=== Begin Enclosure ===

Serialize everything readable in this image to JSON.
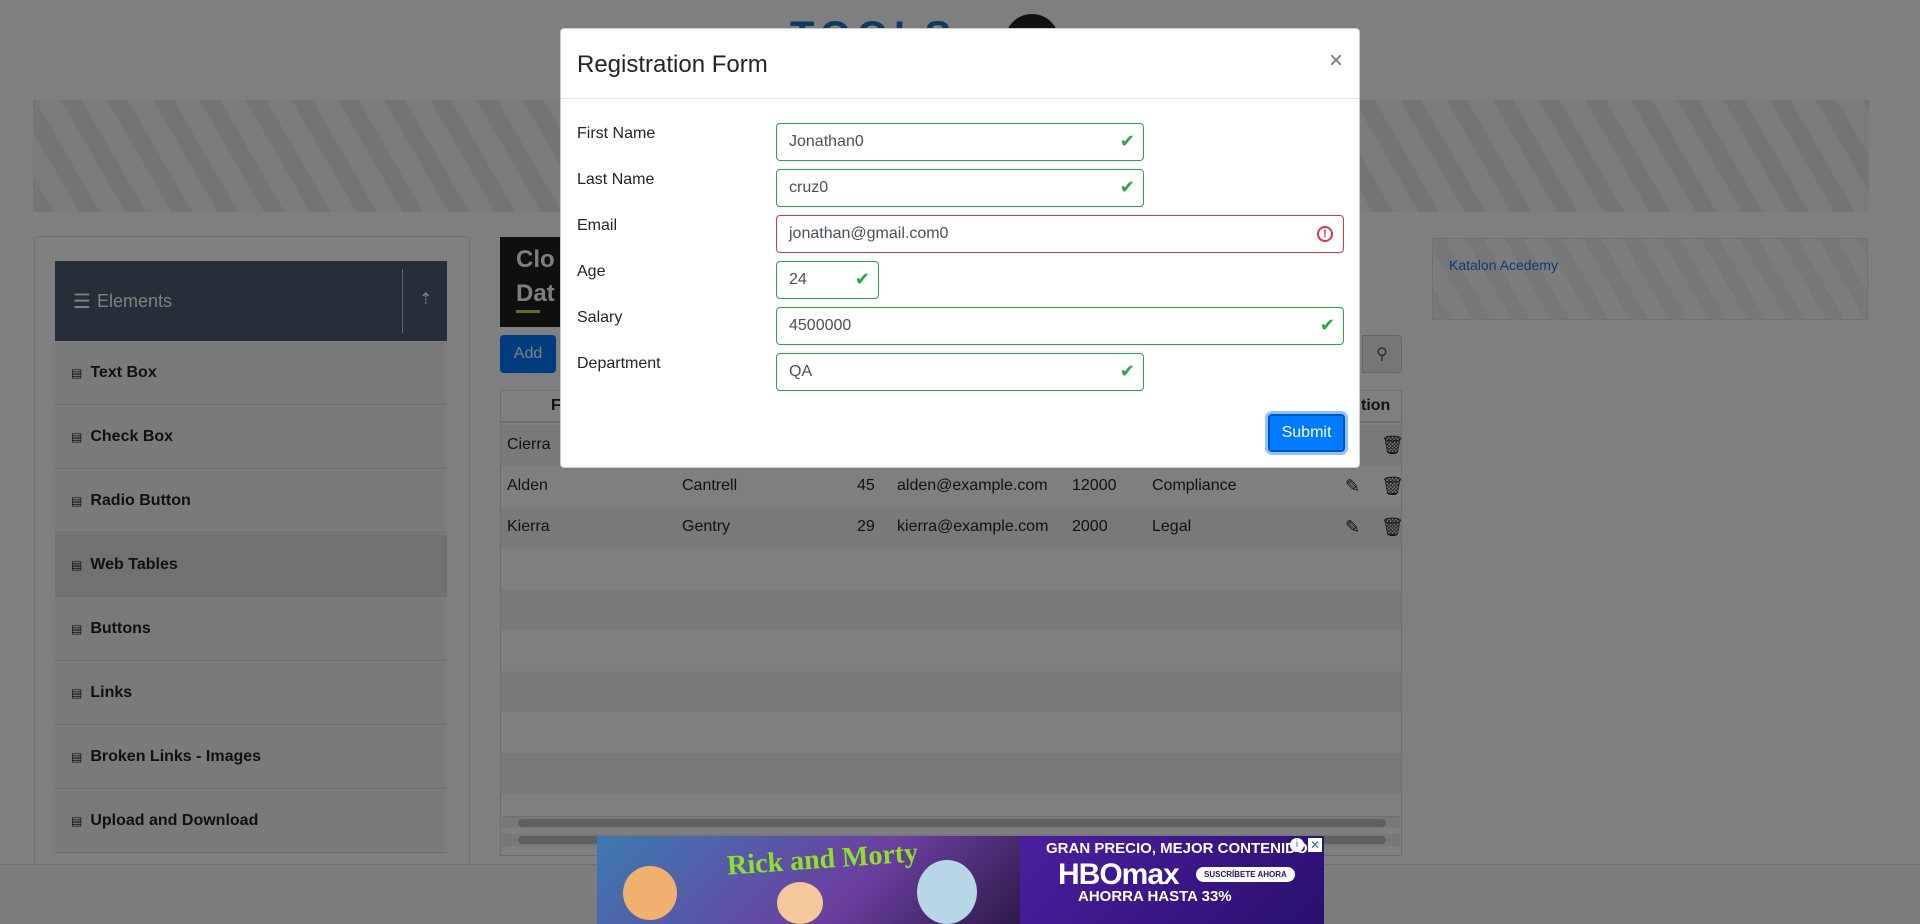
{
  "sidebar": {
    "group_title": "Elements",
    "items": [
      {
        "label": "Text Box"
      },
      {
        "label": "Check Box"
      },
      {
        "label": "Radio Button"
      },
      {
        "label": "Web Tables",
        "active": true
      },
      {
        "label": "Buttons"
      },
      {
        "label": "Links"
      },
      {
        "label": "Broken Links - Images"
      },
      {
        "label": "Upload and Download"
      }
    ]
  },
  "page": {
    "header_text": "Clo Dat",
    "add_button": "Add",
    "side_ad_link": "Katalon Acedemy"
  },
  "table": {
    "headers": [
      "Fi",
      "tion"
    ],
    "rows": [
      {
        "first": "Cierra",
        "last": "",
        "age": "",
        "email": "",
        "salary": "",
        "department": ""
      },
      {
        "first": "Alden",
        "last": "Cantrell",
        "age": "45",
        "email": "alden@example.com",
        "salary": "12000",
        "department": "Compliance"
      },
      {
        "first": "Kierra",
        "last": "Gentry",
        "age": "29",
        "email": "kierra@example.com",
        "salary": "2000",
        "department": "Legal"
      }
    ]
  },
  "modal": {
    "title": "Registration Form",
    "close": "×",
    "fields": {
      "first_name": {
        "label": "First Name",
        "value": "Jonathan0",
        "valid": true
      },
      "last_name": {
        "label": "Last Name",
        "value": "cruz0",
        "valid": true
      },
      "email": {
        "label": "Email",
        "value": "jonathan@gmail.com0",
        "valid": false
      },
      "age": {
        "label": "Age",
        "value": "24",
        "valid": true
      },
      "salary": {
        "label": "Salary",
        "value": "4500000",
        "valid": true
      },
      "department": {
        "label": "Department",
        "value": "QA",
        "valid": true
      }
    },
    "submit": "Submit"
  },
  "bottom_ad": {
    "show_title": "Rick and Morty",
    "headline": "GRAN PRECIO, MEJOR CONTENIDO",
    "brand": "HBOmax",
    "cta": "SUSCRÍBETE AHORA",
    "offer": "AHORRA HASTA 33%"
  },
  "colors": {
    "primary": "#007bff",
    "valid": "#28a745",
    "invalid": "#dc3545",
    "sidebar_header": "#4b5d73"
  }
}
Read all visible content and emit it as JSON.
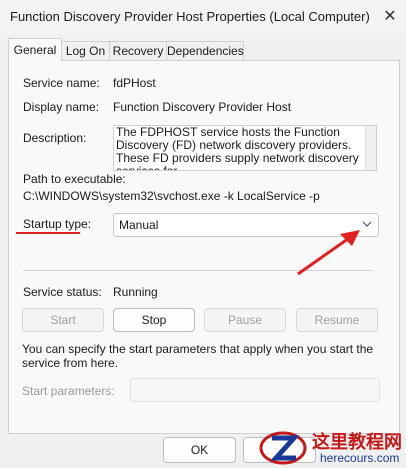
{
  "window": {
    "title": "Function Discovery Provider Host Properties (Local Computer)",
    "close_glyph": "✕"
  },
  "tabs": [
    {
      "label": "General",
      "active": true
    },
    {
      "label": "Log On"
    },
    {
      "label": "Recovery"
    },
    {
      "label": "Dependencies"
    }
  ],
  "general": {
    "service_name_label": "Service name:",
    "service_name_value": "fdPHost",
    "display_name_label": "Display name:",
    "display_name_value": "Function Discovery Provider Host",
    "description_label": "Description:",
    "description_value": "The FDPHOST service hosts the Function Discovery (FD) network discovery providers. These FD providers supply network discovery services for",
    "path_label": "Path to executable:",
    "path_value": "C:\\WINDOWS\\system32\\svchost.exe -k LocalService -p",
    "startup_type_label": "Startup type:",
    "startup_type_value": "Manual",
    "service_status_label": "Service status:",
    "service_status_value": "Running",
    "buttons": {
      "start": "Start",
      "stop": "Stop",
      "pause": "Pause",
      "resume": "Resume"
    },
    "info_text": "You can specify the start parameters that apply when you start the service from here.",
    "start_params_label": "Start parameters:"
  },
  "footer": {
    "ok": "OK",
    "cancel": ""
  },
  "annotation": {
    "color": "#e02020"
  },
  "watermark": {
    "cn": "这里教程网",
    "en": "herecours.com"
  }
}
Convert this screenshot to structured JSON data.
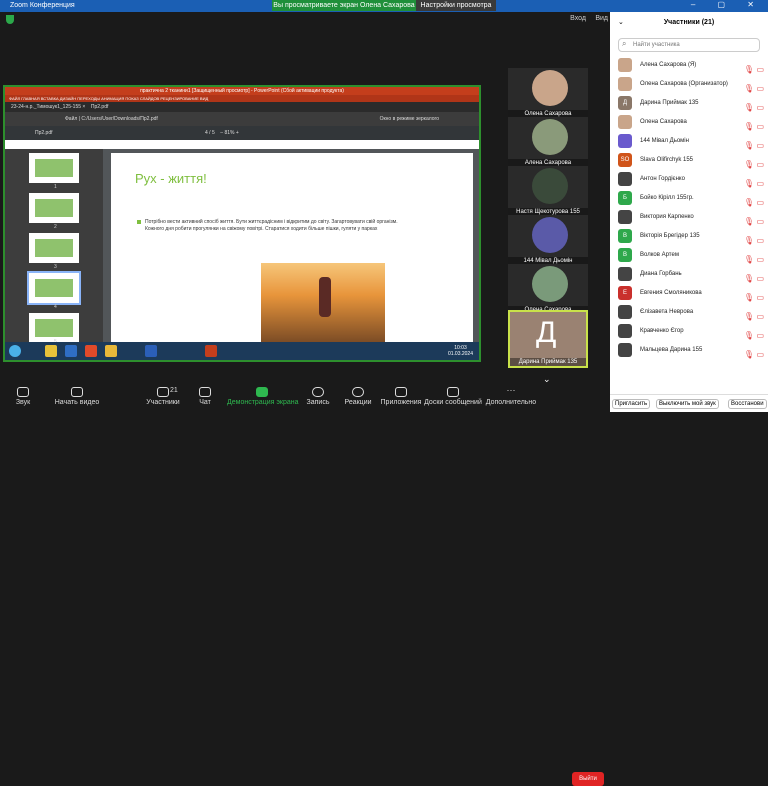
{
  "window": {
    "title": "Zoom Конференция",
    "share_banner": "Вы просматриваете экран Олена Сахарова",
    "view_options": "Настройки просмотра"
  },
  "topbar": {
    "enter": "Вход",
    "view": "Вид"
  },
  "presentation": {
    "ppt_title": "практична 2 тканини1 [Защищенный просмотр] - PowerPoint (Сбой активации продукта)",
    "ribbon": "ФАЙЛ   ГЛАВНАЯ   ВСТАВКА   ДИЗАЙН   ПЕРЕХОДЫ   АНИМАЦИЯ   ПОКАЗ СЛАЙДОВ   РЕЦЕНЗИРОВАНИЕ   ВИД",
    "tab1": "23-24-н.р._Тимошук1_125-155 ×",
    "tab2": "Пр2.pdf",
    "address": "Файл | C:/Users/User/Downloads/Пр2.pdf",
    "reader_mode": "Окно в режиме зеркалого",
    "pdf_name": "Пр2.pdf",
    "page_num": "4",
    "page_total": "/ 5",
    "zoom": "81%",
    "thumb_nums": [
      "1",
      "2",
      "3",
      "4",
      "5"
    ],
    "slide_title": "Рух - життя!",
    "slide_text": "Потрібно вести активний спосіб життя. Бути життєрадісним і відкритим до світу. Загартовувати свій організм. Кожного дня робити прогулянки на свіжому повітрі. Старатися ходити більше пішки, гуляти у парках",
    "clock_time": "10:03",
    "clock_date": "01.03.2024"
  },
  "tiles": [
    "Олена Сахарова",
    "Алена Сахарова",
    "Настя Щекотурова 155",
    "144 Мівал Дьомін",
    "Олена Сахарова",
    "Дарина Приймак 135"
  ],
  "tile_letter": "Д",
  "toolbar": {
    "sound": "Звук",
    "video": "Начать видео",
    "participants": "Участники",
    "participants_count": "21",
    "chat": "Чат",
    "share": "Демонстрация экрана",
    "record": "Запись",
    "reactions": "Реакции",
    "apps": "Приложения",
    "whiteboard": "Доски сообщений",
    "more": "Дополнительно",
    "end": "Выйти"
  },
  "panel": {
    "title": "Участники (21)",
    "search": "Найти участника",
    "participants": [
      {
        "name": "Алена Сахарова (Я)",
        "initials": "",
        "color": "#c9a58a"
      },
      {
        "name": "Олена Сахарова (Организатор)",
        "initials": "",
        "color": "#c9a58a"
      },
      {
        "name": "Дарина Приймак 135",
        "initials": "Д",
        "color": "#8a7768"
      },
      {
        "name": "Олена Сахарова",
        "initials": "",
        "color": "#c9a58a"
      },
      {
        "name": "144 Мівал Дьомін",
        "initials": "",
        "color": "#6a5acd"
      },
      {
        "name": "Slava Olifirchyk 155",
        "initials": "SO",
        "color": "#d0541a"
      },
      {
        "name": "Антон Гордієнко",
        "initials": "",
        "color": "#444"
      },
      {
        "name": "Бойко Кірілл 155гр.",
        "initials": "Б",
        "color": "#2ea84b"
      },
      {
        "name": "Виктория Карпенко",
        "initials": "",
        "color": "#444"
      },
      {
        "name": "Вікторія Брегідер 135",
        "initials": "В",
        "color": "#2ea84b"
      },
      {
        "name": "Волков Артем",
        "initials": "В",
        "color": "#2ea84b"
      },
      {
        "name": "Диана Горбань",
        "initials": "",
        "color": "#444"
      },
      {
        "name": "Евгения Смоляникова",
        "initials": "Е",
        "color": "#c9302c"
      },
      {
        "name": "Єлізавета Неврова",
        "initials": "",
        "color": "#444"
      },
      {
        "name": "Кравченко Єгор",
        "initials": "",
        "color": "#444"
      },
      {
        "name": "Мальцева Дарина 155",
        "initials": "",
        "color": "#444"
      }
    ],
    "invite": "Пригласить",
    "mute_all": "Выключить мой звук",
    "restore": "Восстанови"
  }
}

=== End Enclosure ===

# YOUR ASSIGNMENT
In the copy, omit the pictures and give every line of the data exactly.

# SOLUTION TO THIS PROBLEM
Serialize everything readable in this image to JSON.
{
  "sidebar": {
    "group_title": "Elements",
    "items": [
      {
        "label": "Text Box"
      },
      {
        "label": "Check Box"
      },
      {
        "label": "Radio Button"
      },
      {
        "label": "Web Tables",
        "active": true
      },
      {
        "label": "Buttons"
      },
      {
        "label": "Links"
      },
      {
        "label": "Broken Links - Images"
      },
      {
        "label": "Upload and Download"
      }
    ]
  },
  "page": {
    "header_text": "Clo Dat",
    "add_button": "Add",
    "side_ad_link": "Katalon Acedemy"
  },
  "table": {
    "headers": [
      "Fi",
      "tion"
    ],
    "rows": [
      {
        "first": "Cierra",
        "last": "",
        "age": "",
        "email": "",
        "salary": "",
        "department": ""
      },
      {
        "first": "Alden",
        "last": "Cantrell",
        "age": "45",
        "email": "alden@example.com",
        "salary": "12000",
        "department": "Compliance"
      },
      {
        "first": "Kierra",
        "last": "Gentry",
        "age": "29",
        "email": "kierra@example.com",
        "salary": "2000",
        "department": "Legal"
      }
    ]
  },
  "modal": {
    "title": "Registration Form",
    "close": "×",
    "fields": {
      "first_name": {
        "label": "First Name",
        "value": "Jonathan0",
        "valid": true
      },
      "last_name": {
        "label": "Last Name",
        "value": "cruz0",
        "valid": true
      },
      "email": {
        "label": "Email",
        "value": "jonathan@gmail.com0",
        "valid": false
      },
      "age": {
        "label": "Age",
        "value": "24",
        "valid": true
      },
      "salary": {
        "label": "Salary",
        "value": "4500000",
        "valid": true
      },
      "department": {
        "label": "Department",
        "value": "QA",
        "valid": true
      }
    },
    "submit": "Submit"
  },
  "bottom_ad": {
    "show_title": "Rick and Morty",
    "headline": "GRAN PRECIO, MEJOR CONTENIDO",
    "brand": "HBOmax",
    "cta": "SUSCRÍBETE AHORA",
    "offer": "AHORRA HASTA 33%"
  },
  "colors": {
    "primary": "#007bff",
    "valid": "#28a745",
    "invalid": "#dc3545",
    "sidebar_header": "#4b5d73"
  }
}
Read all visible content and emit it as JSON.
{
  "window": {
    "title": "Function Discovery Provider Host Properties (Local Computer)",
    "close_glyph": "✕"
  },
  "tabs": [
    {
      "label": "General",
      "active": true
    },
    {
      "label": "Log On"
    },
    {
      "label": "Recovery"
    },
    {
      "label": "Dependencies"
    }
  ],
  "general": {
    "service_name_label": "Service name:",
    "service_name_value": "fdPHost",
    "display_name_label": "Display name:",
    "display_name_value": "Function Discovery Provider Host",
    "description_label": "Description:",
    "description_value": "The FDPHOST service hosts the Function Discovery (FD) network discovery providers. These FD providers supply network discovery services for",
    "path_label": "Path to executable:",
    "path_value": "C:\\WINDOWS\\system32\\svchost.exe -k LocalService -p",
    "startup_type_label": "Startup type:",
    "startup_type_value": "Manual",
    "service_status_label": "Service status:",
    "service_status_value": "Running",
    "buttons": {
      "start": "Start",
      "stop": "Stop",
      "pause": "Pause",
      "resume": "Resume"
    },
    "info_text": "You can specify the start parameters that apply when you start the service from here.",
    "start_params_label": "Start parameters:"
  },
  "footer": {
    "ok": "OK",
    "cancel": ""
  },
  "annotation": {
    "color": "#e02020"
  },
  "watermark": {
    "cn": "这里教程网",
    "en": "herecours.com"
  }
}
Convert this screenshot to structured JSON data.
{
  "window": {
    "title": "Zoom Конференция",
    "share_banner": "Вы просматриваете экран Олена Сахарова",
    "view_options": "Настройки просмотра"
  },
  "topbar": {
    "enter": "Вход",
    "view": "Вид"
  },
  "presentation": {
    "ppt_title": "практична 2 тканини1 [Защищенный просмотр] - PowerPoint (Сбой активации продукта)",
    "ribbon": "ФАЙЛ   ГЛАВНАЯ   ВСТАВКА   ДИЗАЙН   ПЕРЕХОДЫ   АНИМАЦИЯ   ПОКАЗ СЛАЙДОВ   РЕЦЕНЗИРОВАНИЕ   ВИД",
    "tab1": "23-24-н.р._Тимошук1_125-155 ×",
    "tab2": "Пр2.pdf",
    "address": "Файл | C:/Users/User/Downloads/Пр2.pdf",
    "reader_mode": "Окно в режиме зеркалого",
    "pdf_name": "Пр2.pdf",
    "page_num": "4",
    "page_total": "/ 5",
    "zoom": "81%",
    "thumb_nums": [
      "1",
      "2",
      "3",
      "4",
      "5"
    ],
    "slide_title": "Рух - життя!",
    "slide_text": "Потрібно вести активний спосіб життя. Бути життєрадісним і відкритим до світу. Загартовувати свій організм. Кожного дня робити прогулянки на свіжому повітрі. Старатися ходити більше пішки, гуляти у парках",
    "clock_time": "10:03",
    "clock_date": "01.03.2024"
  },
  "tiles": [
    "Олена Сахарова",
    "Алена Сахарова",
    "Настя Щекотурова 155",
    "144 Мівал Дьомін",
    "Олена Сахарова",
    "Дарина Приймак 135"
  ],
  "tile_letter": "Д",
  "toolbar": {
    "sound": "Звук",
    "video": "Начать видео",
    "participants": "Участники",
    "participants_count": "21",
    "chat": "Чат",
    "share": "Демонстрация экрана",
    "record": "Запись",
    "reactions": "Реакции",
    "apps": "Приложения",
    "whiteboard": "Доски сообщений",
    "more": "Дополнительно",
    "end": "Выйти"
  },
  "panel": {
    "title": "Участники (21)",
    "search": "Найти участника",
    "participants": [
      {
        "name": "Алена Сахарова (Я)",
        "initials": "",
        "color": "#c9a58a"
      },
      {
        "name": "Олена Сахарова (Организатор)",
        "initials": "",
        "color": "#c9a58a"
      },
      {
        "name": "Дарина Приймак 135",
        "initials": "Д",
        "color": "#8a7768"
      },
      {
        "name": "Олена Сахарова",
        "initials": "",
        "color": "#c9a58a"
      },
      {
        "name": "144 Мівал Дьомін",
        "initials": "",
        "color": "#6a5acd"
      },
      {
        "name": "Slava Olifirchyk 155",
        "initials": "SO",
        "color": "#d0541a"
      },
      {
        "name": "Антон Гордієнко",
        "initials": "",
        "color": "#444"
      },
      {
        "name": "Бойко Кірілл 155гр.",
        "initials": "Б",
        "color": "#2ea84b"
      },
      {
        "name": "Виктория Карпенко",
        "initials": "",
        "color": "#444"
      },
      {
        "name": "Вікторія Брегідер 135",
        "initials": "В",
        "color": "#2ea84b"
      },
      {
        "name": "Волков Артем",
        "initials": "В",
        "color": "#2ea84b"
      },
      {
        "name": "Диана Горбань",
        "initials": "",
        "color": "#444"
      },
      {
        "name": "Евгения Смоляникова",
        "initials": "Е",
        "color": "#c9302c"
      },
      {
        "name": "Єлізавета Неврова",
        "initials": "",
        "color": "#444"
      },
      {
        "name": "Кравченко Єгор",
        "initials": "",
        "color": "#444"
      },
      {
        "name": "Мальцева Дарина 155",
        "initials": "",
        "color": "#444"
      }
    ],
    "invite": "Пригласить",
    "mute_all": "Выключить мой звук",
    "restore": "Восстанови"
  }
}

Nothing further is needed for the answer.